**ALERT** Buyer Beware of some gold heat shield barriers! The market has been dominated by gold heat shield barriers have no textile combined with the Mylar foil. In fact, if you were to peel them apart, you would find some scrim for structural integrity and adhesive backing behind the shiny yellow Mylar. Mylar is the same stuff used for birthday balloons. Mylar alone can reflect some heat, but then again so can aluminum foil at a fraction of the cost. If you must have to have gold the gold insulation, please check out our Cold-Gold Shield™, or please seek gold with a fiberglass or other textile component to it. Without the textile you are putting on an expensive yellow sticker.

Foil stick on sound insulators are NOT also heat shield barriers.
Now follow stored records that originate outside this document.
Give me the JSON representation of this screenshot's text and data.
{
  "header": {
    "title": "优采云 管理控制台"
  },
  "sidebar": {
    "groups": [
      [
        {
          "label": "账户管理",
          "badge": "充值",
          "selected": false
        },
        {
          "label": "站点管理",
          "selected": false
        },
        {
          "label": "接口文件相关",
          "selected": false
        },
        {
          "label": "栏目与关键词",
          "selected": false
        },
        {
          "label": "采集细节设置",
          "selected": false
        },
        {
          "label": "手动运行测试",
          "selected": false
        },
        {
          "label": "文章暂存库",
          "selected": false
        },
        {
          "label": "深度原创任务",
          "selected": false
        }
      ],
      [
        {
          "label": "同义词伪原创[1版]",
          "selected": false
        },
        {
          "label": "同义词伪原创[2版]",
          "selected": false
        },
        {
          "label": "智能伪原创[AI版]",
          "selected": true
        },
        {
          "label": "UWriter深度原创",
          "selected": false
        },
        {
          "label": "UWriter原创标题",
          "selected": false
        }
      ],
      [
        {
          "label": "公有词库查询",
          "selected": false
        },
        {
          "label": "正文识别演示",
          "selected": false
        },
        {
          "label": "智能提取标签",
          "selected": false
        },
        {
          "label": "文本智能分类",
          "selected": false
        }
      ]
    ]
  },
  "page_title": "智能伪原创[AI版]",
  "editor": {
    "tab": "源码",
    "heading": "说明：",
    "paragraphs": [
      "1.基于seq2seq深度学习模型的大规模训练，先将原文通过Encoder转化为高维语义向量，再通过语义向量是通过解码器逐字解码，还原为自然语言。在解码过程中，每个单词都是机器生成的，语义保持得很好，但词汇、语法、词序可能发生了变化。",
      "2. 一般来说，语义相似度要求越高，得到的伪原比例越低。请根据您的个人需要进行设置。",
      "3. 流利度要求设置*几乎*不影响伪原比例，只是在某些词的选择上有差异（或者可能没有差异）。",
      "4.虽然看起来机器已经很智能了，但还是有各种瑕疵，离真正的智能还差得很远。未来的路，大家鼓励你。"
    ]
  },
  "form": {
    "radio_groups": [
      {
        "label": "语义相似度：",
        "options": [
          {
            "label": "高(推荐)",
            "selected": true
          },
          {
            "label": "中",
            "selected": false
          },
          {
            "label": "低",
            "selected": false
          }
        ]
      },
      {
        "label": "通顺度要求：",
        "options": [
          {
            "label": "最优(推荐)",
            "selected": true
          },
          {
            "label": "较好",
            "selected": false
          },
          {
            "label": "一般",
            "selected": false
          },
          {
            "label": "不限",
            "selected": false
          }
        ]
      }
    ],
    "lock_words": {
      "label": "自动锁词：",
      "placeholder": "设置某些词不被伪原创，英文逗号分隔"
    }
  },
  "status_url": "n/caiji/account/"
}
We don’t care what other sound simulation companies say, that claim defies the physical laws of our world. Thermal and acoustical are two different types of energy they require different physics and chemistry to combat them. Be extremely cautious when buying a sound insulator promising heat reduction. It may slow some heat transfer temporarily. It will not shield the heat away, that sound insulator would need to be put on the bottom side of the car with the foil directly facing the heat source. Something we do not recommend. Use two different solutions for the two different problems.

Remember, measure twice, cut once! Whether you use our products or another company's, we would like to see you get the problem solved the first time. So there you go, you are now ready to conquer your hot problems. Please visit the rest of our site for some very cool solutions! If you have more questions or need consulting, please contact us.